Aim of the task:
Leave every picture out and return the rest of the listing verbatim.

Provided material:
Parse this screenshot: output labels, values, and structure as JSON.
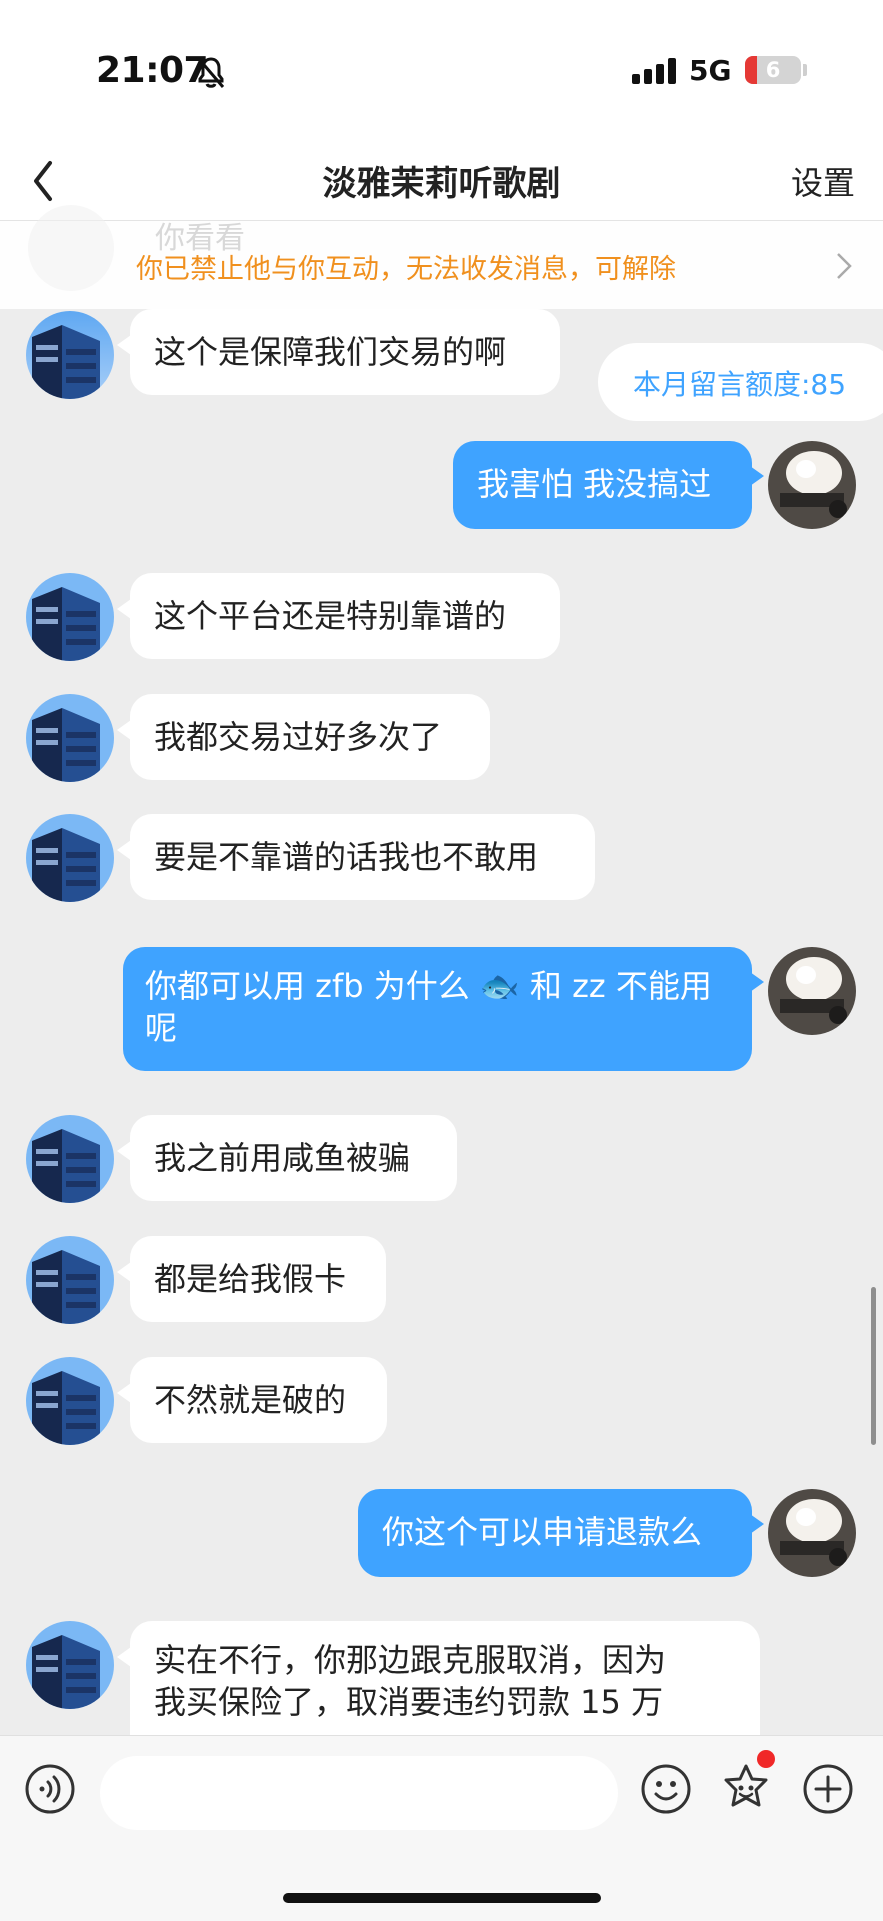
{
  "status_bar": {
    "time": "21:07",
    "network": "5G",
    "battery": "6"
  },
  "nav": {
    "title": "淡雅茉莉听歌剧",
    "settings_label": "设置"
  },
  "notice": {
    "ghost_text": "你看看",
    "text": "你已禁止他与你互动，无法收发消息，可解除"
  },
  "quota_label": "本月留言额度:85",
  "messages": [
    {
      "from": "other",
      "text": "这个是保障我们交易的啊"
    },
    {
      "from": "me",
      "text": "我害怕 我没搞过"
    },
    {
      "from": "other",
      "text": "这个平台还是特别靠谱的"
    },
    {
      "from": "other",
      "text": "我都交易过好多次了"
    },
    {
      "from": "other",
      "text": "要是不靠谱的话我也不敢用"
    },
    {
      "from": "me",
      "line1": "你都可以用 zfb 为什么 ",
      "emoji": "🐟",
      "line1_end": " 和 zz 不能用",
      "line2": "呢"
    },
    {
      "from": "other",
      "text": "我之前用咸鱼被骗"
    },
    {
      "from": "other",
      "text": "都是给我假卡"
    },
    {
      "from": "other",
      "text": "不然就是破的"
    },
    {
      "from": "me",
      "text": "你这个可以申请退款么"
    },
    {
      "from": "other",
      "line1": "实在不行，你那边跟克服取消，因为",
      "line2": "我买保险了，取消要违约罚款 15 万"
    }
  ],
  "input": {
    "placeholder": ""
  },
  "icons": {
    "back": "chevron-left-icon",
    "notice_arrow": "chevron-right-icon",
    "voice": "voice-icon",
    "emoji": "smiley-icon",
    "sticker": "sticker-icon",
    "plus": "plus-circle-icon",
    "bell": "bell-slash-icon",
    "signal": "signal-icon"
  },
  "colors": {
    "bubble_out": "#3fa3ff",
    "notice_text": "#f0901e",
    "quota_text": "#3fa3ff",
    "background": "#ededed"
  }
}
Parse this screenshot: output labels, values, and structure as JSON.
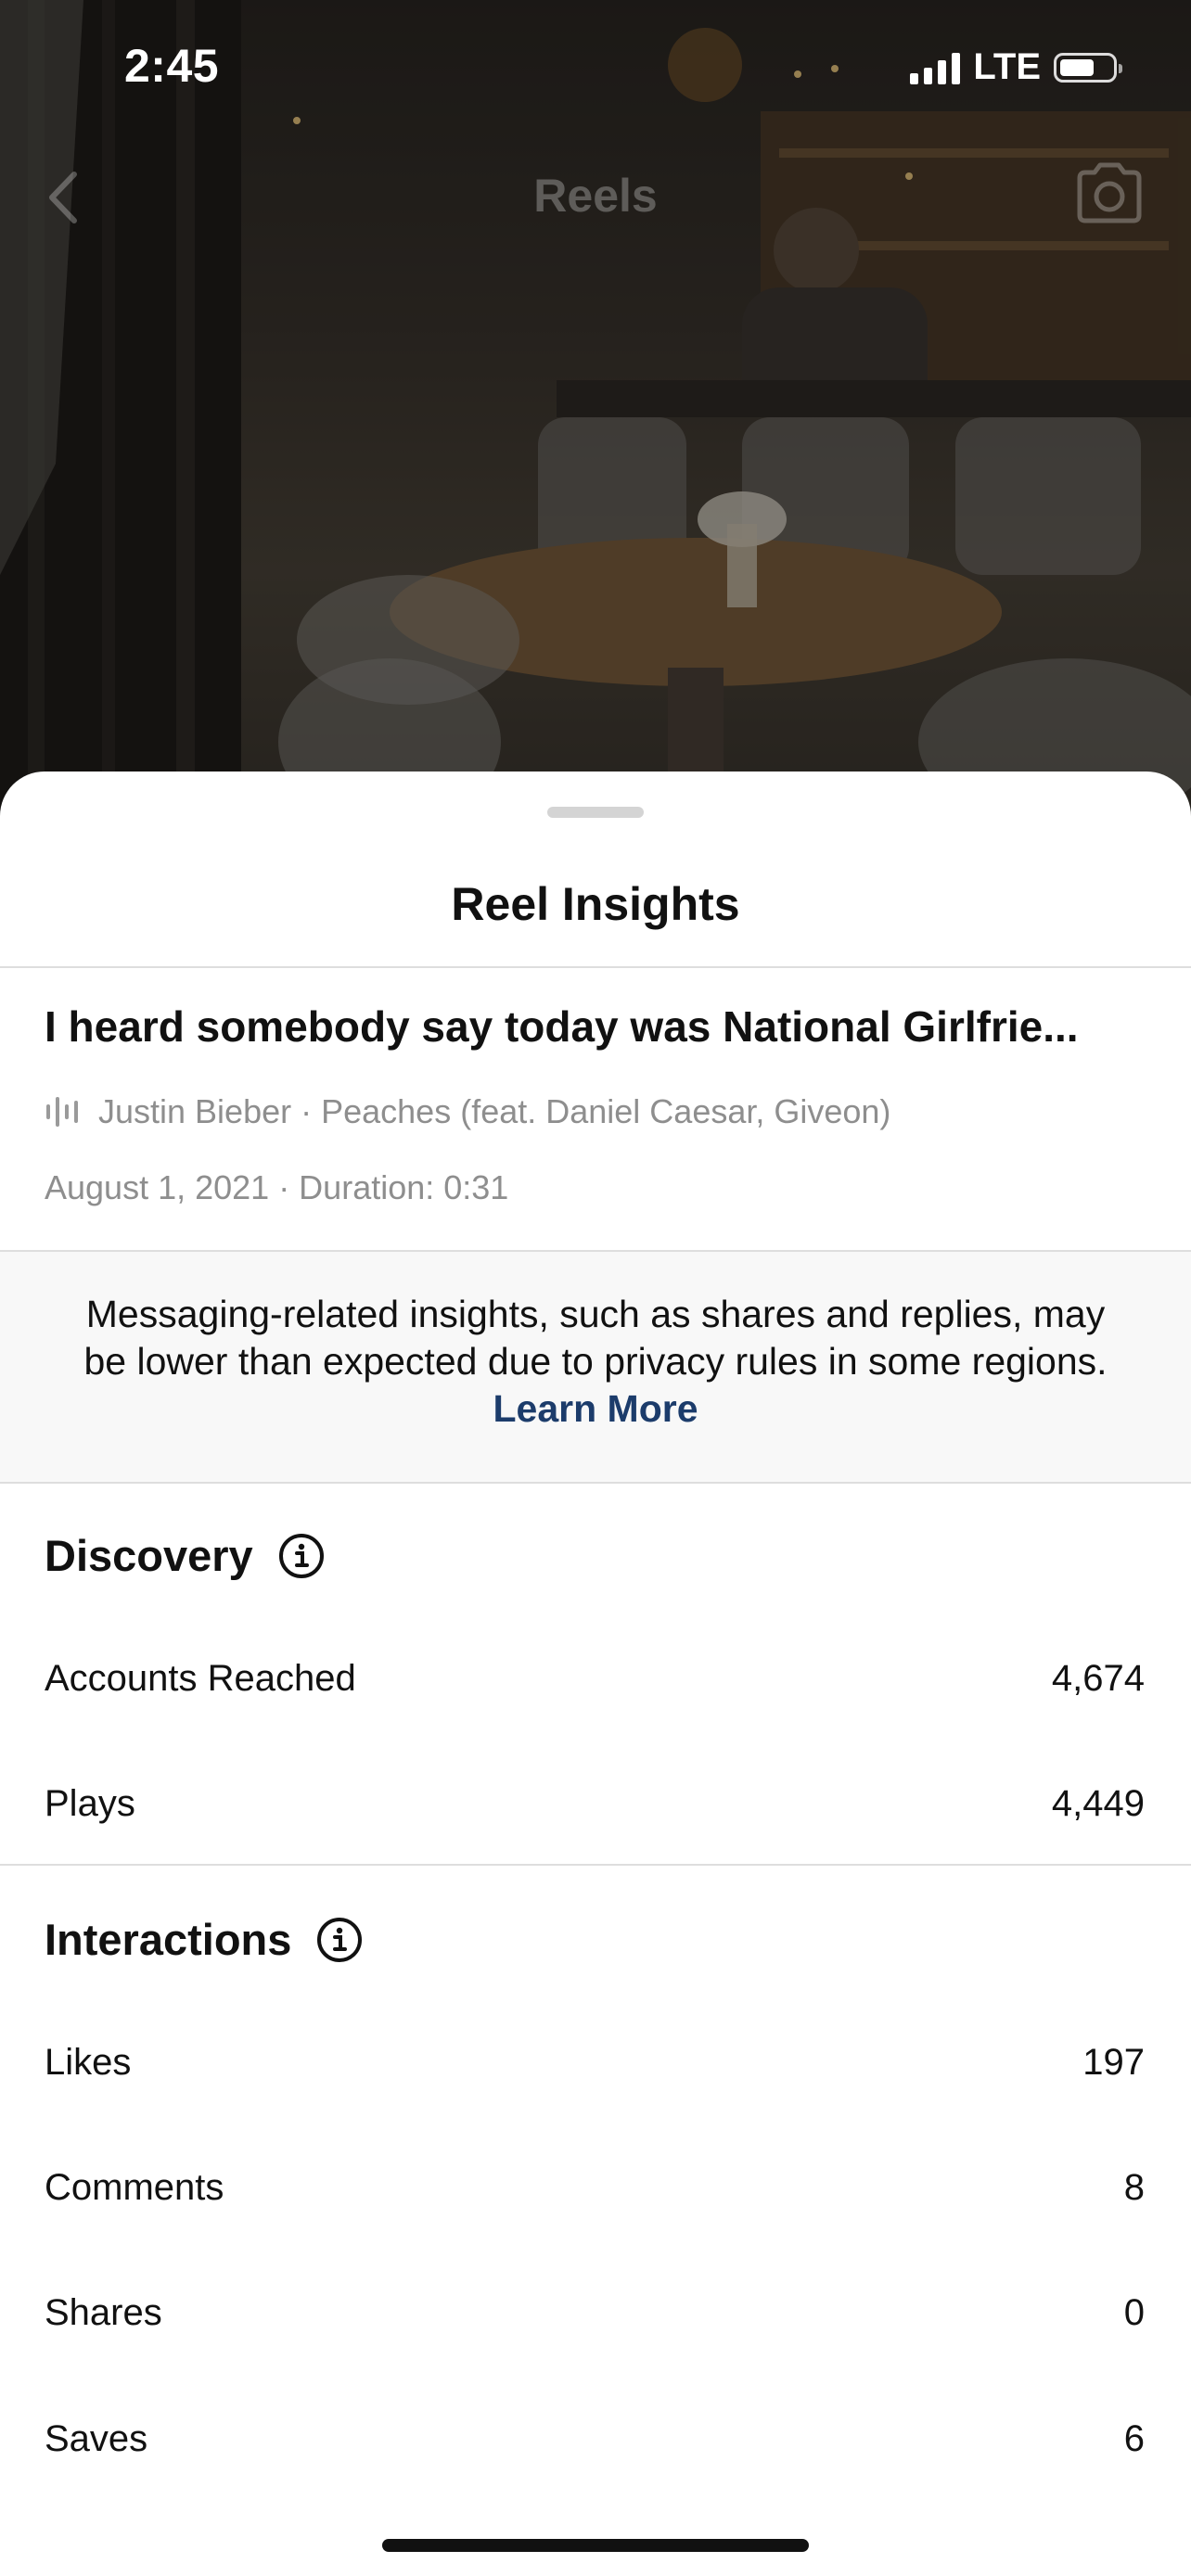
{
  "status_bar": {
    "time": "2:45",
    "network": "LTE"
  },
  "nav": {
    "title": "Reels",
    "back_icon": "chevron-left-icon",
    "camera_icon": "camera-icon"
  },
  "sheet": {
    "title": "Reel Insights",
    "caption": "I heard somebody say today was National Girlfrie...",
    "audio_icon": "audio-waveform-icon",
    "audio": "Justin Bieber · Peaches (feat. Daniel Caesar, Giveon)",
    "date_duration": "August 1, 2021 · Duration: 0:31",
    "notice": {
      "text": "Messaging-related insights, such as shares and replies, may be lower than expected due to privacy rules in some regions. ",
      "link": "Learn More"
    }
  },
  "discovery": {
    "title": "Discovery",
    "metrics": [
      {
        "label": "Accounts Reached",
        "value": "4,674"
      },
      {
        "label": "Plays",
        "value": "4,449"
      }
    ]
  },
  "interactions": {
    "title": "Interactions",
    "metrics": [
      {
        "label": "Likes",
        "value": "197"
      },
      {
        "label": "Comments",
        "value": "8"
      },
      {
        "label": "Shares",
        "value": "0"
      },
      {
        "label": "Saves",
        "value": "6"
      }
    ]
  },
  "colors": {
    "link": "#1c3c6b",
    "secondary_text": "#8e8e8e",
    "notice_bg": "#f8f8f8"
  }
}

Answer box:
Parse this screenshot: output labels, values, and structure as JSON.
{
  "status_bar": {
    "time": "21:07",
    "network": "5G",
    "battery": "6"
  },
  "nav": {
    "title": "淡雅茉莉听歌剧",
    "settings_label": "设置"
  },
  "notice": {
    "ghost_text": "你看看",
    "text": "你已禁止他与你互动，无法收发消息，可解除"
  },
  "quota_label": "本月留言额度:85",
  "messages": [
    {
      "from": "other",
      "text": "这个是保障我们交易的啊"
    },
    {
      "from": "me",
      "text": "我害怕 我没搞过"
    },
    {
      "from": "other",
      "text": "这个平台还是特别靠谱的"
    },
    {
      "from": "other",
      "text": "我都交易过好多次了"
    },
    {
      "from": "other",
      "text": "要是不靠谱的话我也不敢用"
    },
    {
      "from": "me",
      "line1": "你都可以用 zfb 为什么 ",
      "emoji": "🐟",
      "line1_end": " 和 zz 不能用",
      "line2": "呢"
    },
    {
      "from": "other",
      "text": "我之前用咸鱼被骗"
    },
    {
      "from": "other",
      "text": "都是给我假卡"
    },
    {
      "from": "other",
      "text": "不然就是破的"
    },
    {
      "from": "me",
      "text": "你这个可以申请退款么"
    },
    {
      "from": "other",
      "line1": "实在不行，你那边跟克服取消，因为",
      "line2": "我买保险了，取消要违约罚款 15 万"
    }
  ],
  "input": {
    "placeholder": ""
  },
  "icons": {
    "back": "chevron-left-icon",
    "notice_arrow": "chevron-right-icon",
    "voice": "voice-icon",
    "emoji": "smiley-icon",
    "sticker": "sticker-icon",
    "plus": "plus-circle-icon",
    "bell": "bell-slash-icon",
    "signal": "signal-icon"
  },
  "colors": {
    "bubble_out": "#3fa3ff",
    "notice_text": "#f0901e",
    "quota_text": "#3fa3ff",
    "background": "#ededed"
  }
}
Parse this screenshot: output labels, values, and structure as JSON.
{
  "status_bar": {
    "time": "2:45",
    "network": "LTE"
  },
  "nav": {
    "title": "Reels",
    "back_icon": "chevron-left-icon",
    "camera_icon": "camera-icon"
  },
  "sheet": {
    "title": "Reel Insights",
    "caption": "I heard somebody say today was National Girlfrie...",
    "audio_icon": "audio-waveform-icon",
    "audio": "Justin Bieber · Peaches (feat. Daniel Caesar, Giveon)",
    "date_duration": "August 1, 2021 · Duration: 0:31",
    "notice": {
      "text": "Messaging-related insights, such as shares and replies, may be lower than expected due to privacy rules in some regions. ",
      "link": "Learn More"
    }
  },
  "discovery": {
    "title": "Discovery",
    "metrics": [
      {
        "label": "Accounts Reached",
        "value": "4,674"
      },
      {
        "label": "Plays",
        "value": "4,449"
      }
    ]
  },
  "interactions": {
    "title": "Interactions",
    "metrics": [
      {
        "label": "Likes",
        "value": "197"
      },
      {
        "label": "Comments",
        "value": "8"
      },
      {
        "label": "Shares",
        "value": "0"
      },
      {
        "label": "Saves",
        "value": "6"
      }
    ]
  },
  "colors": {
    "link": "#1c3c6b",
    "secondary_text": "#8e8e8e",
    "notice_bg": "#f8f8f8"
  }
}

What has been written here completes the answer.